We can multiply matrices as follows, make a note that the columns of the first matrix must match the rows of the second:
$ A*B$ = $ \left( \begin{array}{cc} a_{11}&a_{21} a_{12}&a_{22}
\end{array} \right) * ...
...11}*b_{11}+a_{12}*b_{21}\}&\{a_{21}*b_{11}+a_{22}*b_{21}\}
\end{array} \right)$

Scalar multiplication of matrices is the same as with vectors, where each element of the matrix is multiplied by a given scalar,$ \lambda$. Matrix Class The Matrix Class is a super class of Vector. This means that all of the methods in Matrix are also in Vector. The only large difference in these classes is that Matrix only has one constructor, which sets the number of rows and columns in the matrix. Below is a link to the java file for the Matrix class. Matrix.java MatrixOps Class The MatrixOps class is much more complicated than the VectorOps class. MatrixOps contains most of the regular operations that can be preformed on matrices in linear algebra. Of particular importance are the methods that put a given matrix in row echelon or reduced row echelon form. These methods are necessary for implementing the linear codes discussed later. Also the MatrixOps class is a little different then the other operations classes because several of its methods alter the matrix argument that is passed to the method instead of returning a new matrix. Below is a link to the java file for the MatrixOps class.
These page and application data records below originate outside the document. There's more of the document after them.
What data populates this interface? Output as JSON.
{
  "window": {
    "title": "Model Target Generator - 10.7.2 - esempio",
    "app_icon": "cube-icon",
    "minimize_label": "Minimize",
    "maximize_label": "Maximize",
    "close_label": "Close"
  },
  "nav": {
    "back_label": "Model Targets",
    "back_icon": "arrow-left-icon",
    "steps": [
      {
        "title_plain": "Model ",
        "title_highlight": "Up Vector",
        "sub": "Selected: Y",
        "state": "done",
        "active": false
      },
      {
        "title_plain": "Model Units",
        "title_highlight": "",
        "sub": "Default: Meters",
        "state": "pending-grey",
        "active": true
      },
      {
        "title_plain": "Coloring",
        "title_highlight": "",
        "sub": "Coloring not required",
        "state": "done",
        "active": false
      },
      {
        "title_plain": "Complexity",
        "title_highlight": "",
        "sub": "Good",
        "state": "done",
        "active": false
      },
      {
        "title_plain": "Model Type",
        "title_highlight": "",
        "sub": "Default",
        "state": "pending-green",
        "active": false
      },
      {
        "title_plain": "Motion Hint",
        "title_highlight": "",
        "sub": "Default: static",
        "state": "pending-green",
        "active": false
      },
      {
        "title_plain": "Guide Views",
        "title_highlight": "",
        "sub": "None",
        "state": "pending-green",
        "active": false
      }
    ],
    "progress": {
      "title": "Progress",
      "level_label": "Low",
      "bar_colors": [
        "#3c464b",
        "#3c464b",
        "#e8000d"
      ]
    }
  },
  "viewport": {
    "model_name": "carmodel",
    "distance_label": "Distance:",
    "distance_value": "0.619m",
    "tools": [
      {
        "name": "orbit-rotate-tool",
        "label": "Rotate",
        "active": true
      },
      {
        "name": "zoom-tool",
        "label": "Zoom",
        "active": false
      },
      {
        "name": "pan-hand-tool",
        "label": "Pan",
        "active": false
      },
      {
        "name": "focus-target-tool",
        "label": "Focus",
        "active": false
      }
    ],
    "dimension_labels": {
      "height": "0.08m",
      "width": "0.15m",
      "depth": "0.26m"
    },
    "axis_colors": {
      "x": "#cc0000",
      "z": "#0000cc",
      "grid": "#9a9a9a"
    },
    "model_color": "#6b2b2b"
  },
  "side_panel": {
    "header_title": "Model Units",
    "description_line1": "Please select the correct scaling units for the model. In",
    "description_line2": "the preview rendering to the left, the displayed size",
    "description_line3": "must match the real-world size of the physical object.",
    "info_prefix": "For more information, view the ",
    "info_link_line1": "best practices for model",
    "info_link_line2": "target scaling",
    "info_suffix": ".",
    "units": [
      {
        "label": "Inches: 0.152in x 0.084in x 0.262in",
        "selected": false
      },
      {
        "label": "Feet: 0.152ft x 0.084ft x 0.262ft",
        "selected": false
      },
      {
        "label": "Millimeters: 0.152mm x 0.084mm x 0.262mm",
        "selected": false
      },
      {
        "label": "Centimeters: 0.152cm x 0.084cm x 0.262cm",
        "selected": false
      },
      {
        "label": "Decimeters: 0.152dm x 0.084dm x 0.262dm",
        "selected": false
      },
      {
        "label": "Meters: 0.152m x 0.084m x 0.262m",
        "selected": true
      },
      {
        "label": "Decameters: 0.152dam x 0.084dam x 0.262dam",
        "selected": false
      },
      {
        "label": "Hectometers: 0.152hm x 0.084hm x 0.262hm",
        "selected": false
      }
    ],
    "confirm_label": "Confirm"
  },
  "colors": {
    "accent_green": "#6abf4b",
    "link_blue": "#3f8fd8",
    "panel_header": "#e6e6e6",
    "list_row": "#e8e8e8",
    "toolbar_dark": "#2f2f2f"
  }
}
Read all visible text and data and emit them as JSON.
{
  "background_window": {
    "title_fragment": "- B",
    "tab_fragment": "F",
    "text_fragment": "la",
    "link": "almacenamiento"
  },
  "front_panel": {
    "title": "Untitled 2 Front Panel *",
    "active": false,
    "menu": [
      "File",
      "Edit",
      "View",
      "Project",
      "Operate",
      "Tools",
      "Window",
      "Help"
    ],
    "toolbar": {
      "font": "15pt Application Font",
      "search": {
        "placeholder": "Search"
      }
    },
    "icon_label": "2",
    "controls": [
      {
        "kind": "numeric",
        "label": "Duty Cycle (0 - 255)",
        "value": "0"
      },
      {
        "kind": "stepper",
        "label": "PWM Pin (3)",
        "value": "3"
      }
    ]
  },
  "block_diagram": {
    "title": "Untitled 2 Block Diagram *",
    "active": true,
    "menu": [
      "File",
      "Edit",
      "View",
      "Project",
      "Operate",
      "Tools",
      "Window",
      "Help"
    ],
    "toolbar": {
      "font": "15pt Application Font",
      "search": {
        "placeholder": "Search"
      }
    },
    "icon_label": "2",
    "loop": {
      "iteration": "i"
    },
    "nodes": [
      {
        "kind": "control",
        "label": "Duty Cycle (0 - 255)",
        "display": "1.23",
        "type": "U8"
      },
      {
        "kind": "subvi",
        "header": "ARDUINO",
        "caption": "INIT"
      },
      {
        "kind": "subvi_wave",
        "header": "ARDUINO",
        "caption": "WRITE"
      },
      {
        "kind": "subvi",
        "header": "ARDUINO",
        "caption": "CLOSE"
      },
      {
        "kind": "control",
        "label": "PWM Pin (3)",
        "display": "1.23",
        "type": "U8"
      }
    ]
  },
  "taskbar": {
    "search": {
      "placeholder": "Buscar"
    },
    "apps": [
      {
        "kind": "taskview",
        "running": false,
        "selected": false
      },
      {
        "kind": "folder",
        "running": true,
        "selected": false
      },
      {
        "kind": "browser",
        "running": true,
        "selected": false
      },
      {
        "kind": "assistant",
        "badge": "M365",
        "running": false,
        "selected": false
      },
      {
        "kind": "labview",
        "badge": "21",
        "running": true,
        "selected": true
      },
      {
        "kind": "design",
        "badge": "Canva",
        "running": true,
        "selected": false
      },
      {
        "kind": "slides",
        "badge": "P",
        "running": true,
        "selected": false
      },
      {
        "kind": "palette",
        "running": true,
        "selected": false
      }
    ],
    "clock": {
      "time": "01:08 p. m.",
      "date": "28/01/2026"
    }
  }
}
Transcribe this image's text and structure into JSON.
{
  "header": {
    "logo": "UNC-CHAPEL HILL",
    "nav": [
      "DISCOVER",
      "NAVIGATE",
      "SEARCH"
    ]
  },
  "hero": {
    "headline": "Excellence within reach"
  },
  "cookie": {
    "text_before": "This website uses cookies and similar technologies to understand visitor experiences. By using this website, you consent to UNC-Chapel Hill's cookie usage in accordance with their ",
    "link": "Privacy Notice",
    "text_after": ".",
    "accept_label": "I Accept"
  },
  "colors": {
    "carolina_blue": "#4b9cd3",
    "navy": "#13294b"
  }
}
MatrixOps.java
next up previous contents
Next: Linear Codes Up: Matrices and Vectors Previous: Vectors and Vector Operations   Contents
Frederick Leitner 2004-09-01